**** PROVIDED INFORMATION ****

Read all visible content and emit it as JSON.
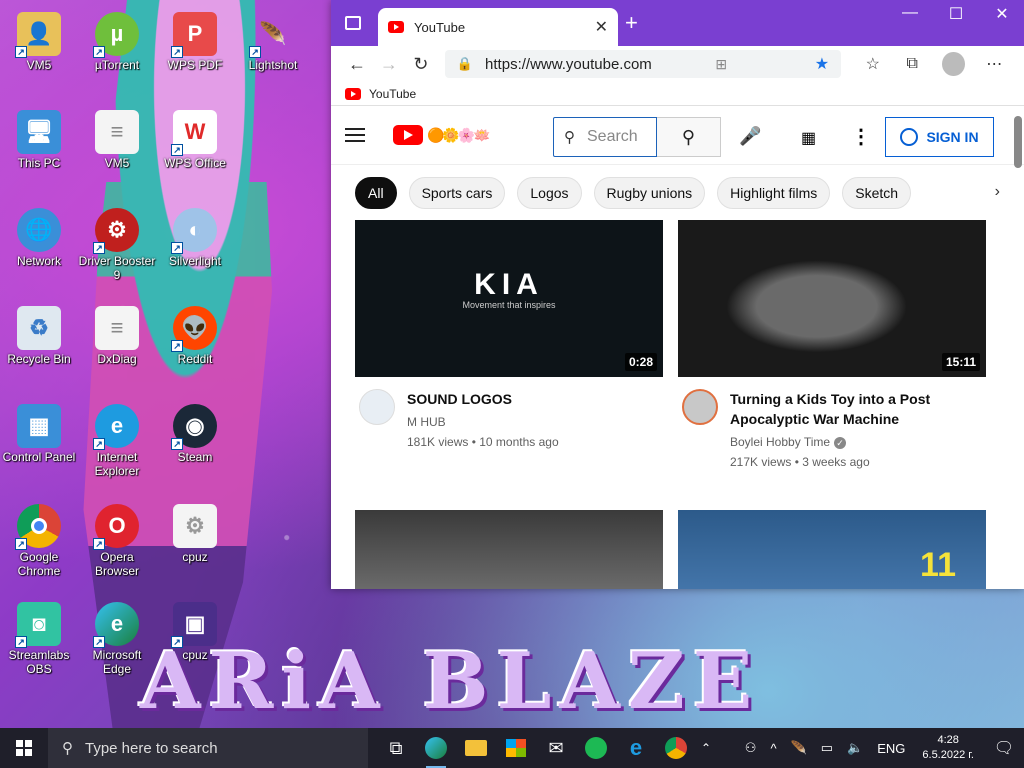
{
  "desktop": {
    "wallpaper_text": "ARiA BLAZE",
    "icons": [
      {
        "label": "VM5"
      },
      {
        "label": "µTorrent"
      },
      {
        "label": "WPS PDF"
      },
      {
        "label": "Lightshot"
      },
      {
        "label": "This PC"
      },
      {
        "label": "VM5"
      },
      {
        "label": "WPS Office"
      },
      {
        "label": "Network"
      },
      {
        "label": "Driver Booster 9"
      },
      {
        "label": "Silverlight"
      },
      {
        "label": "Recycle Bin"
      },
      {
        "label": "DxDiag"
      },
      {
        "label": "Reddit"
      },
      {
        "label": "Control Panel"
      },
      {
        "label": "Internet Explorer"
      },
      {
        "label": "Steam"
      },
      {
        "label": "Google Chrome"
      },
      {
        "label": "Opera Browser"
      },
      {
        "label": "cpuz"
      },
      {
        "label": "Streamlabs OBS"
      },
      {
        "label": "Microsoft Edge"
      },
      {
        "label": "cpuz"
      }
    ]
  },
  "browser": {
    "tab_title": "YouTube",
    "new_tab_symbol": "+",
    "url": "https://www.youtube.com",
    "favorites_bar": {
      "item": "YouTube"
    },
    "accent_color": "#7a3fd1"
  },
  "youtube": {
    "search_placeholder": "Search",
    "sign_in_label": "SIGN IN",
    "chips": [
      "All",
      "Sports cars",
      "Logos",
      "Rugby unions",
      "Highlight films",
      "Sketch"
    ],
    "videos": [
      {
        "title": "SOUND LOGOS",
        "channel": "M HUB",
        "stats": "181K views • 10 months ago",
        "duration": "0:28",
        "thumb_text": "KIA",
        "thumb_subtext": "Movement that inspires"
      },
      {
        "title": "Turning a Kids Toy into a Post Apocalyptic War Machine",
        "channel": "Boylei Hobby Time",
        "stats": "217K views • 3 weeks ago",
        "duration": "15:11",
        "verified": true
      }
    ],
    "third_thumb_text": "11"
  },
  "taskbar": {
    "search_placeholder": "Type here to search",
    "language": "ENG",
    "time": "4:28",
    "date": "6.5.2022 г."
  }
}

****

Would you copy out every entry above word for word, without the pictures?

*RESULT*
Read all visible content and emit it as JSON.
{
  "desktop": {
    "wallpaper_text": "ARiA BLAZE",
    "icons": [
      {
        "label": "VM5"
      },
      {
        "label": "µTorrent"
      },
      {
        "label": "WPS PDF"
      },
      {
        "label": "Lightshot"
      },
      {
        "label": "This PC"
      },
      {
        "label": "VM5"
      },
      {
        "label": "WPS Office"
      },
      {
        "label": "Network"
      },
      {
        "label": "Driver Booster 9"
      },
      {
        "label": "Silverlight"
      },
      {
        "label": "Recycle Bin"
      },
      {
        "label": "DxDiag"
      },
      {
        "label": "Reddit"
      },
      {
        "label": "Control Panel"
      },
      {
        "label": "Internet Explorer"
      },
      {
        "label": "Steam"
      },
      {
        "label": "Google Chrome"
      },
      {
        "label": "Opera Browser"
      },
      {
        "label": "cpuz"
      },
      {
        "label": "Streamlabs OBS"
      },
      {
        "label": "Microsoft Edge"
      },
      {
        "label": "cpuz"
      }
    ]
  },
  "browser": {
    "tab_title": "YouTube",
    "new_tab_symbol": "+",
    "url": "https://www.youtube.com",
    "favorites_bar": {
      "item": "YouTube"
    },
    "accent_color": "#7a3fd1"
  },
  "youtube": {
    "search_placeholder": "Search",
    "sign_in_label": "SIGN IN",
    "chips": [
      "All",
      "Sports cars",
      "Logos",
      "Rugby unions",
      "Highlight films",
      "Sketch"
    ],
    "videos": [
      {
        "title": "SOUND LOGOS",
        "channel": "M HUB",
        "stats": "181K views • 10 months ago",
        "duration": "0:28",
        "thumb_text": "KIA",
        "thumb_subtext": "Movement that inspires"
      },
      {
        "title": "Turning a Kids Toy into a Post Apocalyptic War Machine",
        "channel": "Boylei Hobby Time",
        "stats": "217K views • 3 weeks ago",
        "duration": "15:11",
        "verified": true
      }
    ],
    "third_thumb_text": "11"
  },
  "taskbar": {
    "search_placeholder": "Type here to search",
    "language": "ENG",
    "time": "4:28",
    "date": "6.5.2022 г."
  }
}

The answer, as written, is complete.